Roland Edgar Cooper was born in 1890 in Kingston-Upon-Thames, but lost both his parents by the age of four. He came to be cared for by his aunt Emma Wiedhofft who was married to William Wright Smith, eventual Regius Keeper of the Royal Botanic Garden Edinburgh. It was this association that was to shape Cooper's career - he travelled to Calcutta with Smith in 1907 when he became in charge of the Herbarium there, travelling and collecting botanical specimens in Sikkim, Nepal, Tibet and Bhutan. In 1910, Cooper and Smith returned, and Cooper took the Horticultural course at the Royal Botanic Garden Edinburgh.
In 1913, Cooper returned to the Himalayas to collect plants for A.K. Bulley of Ness, near Liverpool. He travelled through Sikkim in 1913, Bhutan in 1914-15, and the Punjab in 1916.
In 1921, after the First World War, during which Cooper served in the Indian Army, he was appointed Superintendent of the Botanic Garden at Maymo in the Shan Hills of Burma, eventually returning to Scotland in the late 1920's for the education of his son.
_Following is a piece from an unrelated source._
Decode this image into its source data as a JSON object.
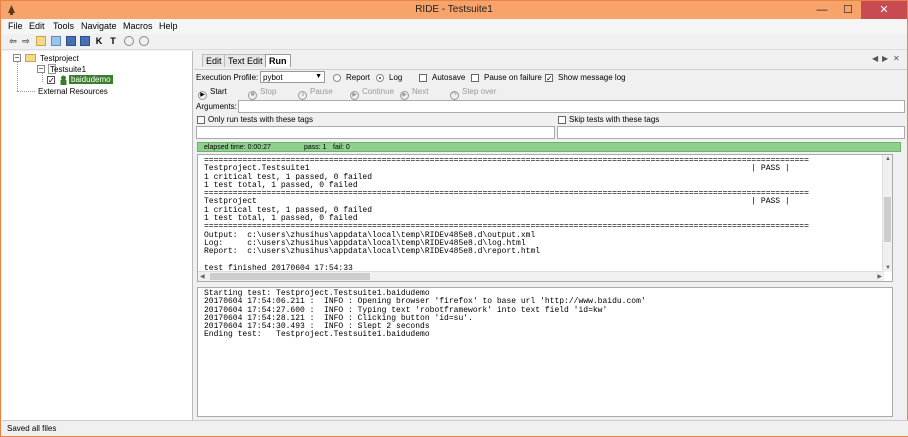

From 1930-1934 Cooper worked at the Royal Botanic Garden Edinburgh as the Garden Curator's assistant, taking the role of Curator (Head Gardener) himself in 1934, a post he held until his retirement in 1950. Post retirement, he and his wife Emily Bartusek moved to Westcliff-on-Sea in Essex.
During his career, Cooper became a Fellow of the Royal Scottish Geographical Society, the Royal Anthropological Institute, the Royal Caledonian Horticultural Society, the Botanical Society of Edinburgh (now Scotland), the Royal Society of Edinburgh and the Scottish Anthropological Society. He was also the vice-president of the Scottish Rock Garden Club, of which he was a founder member.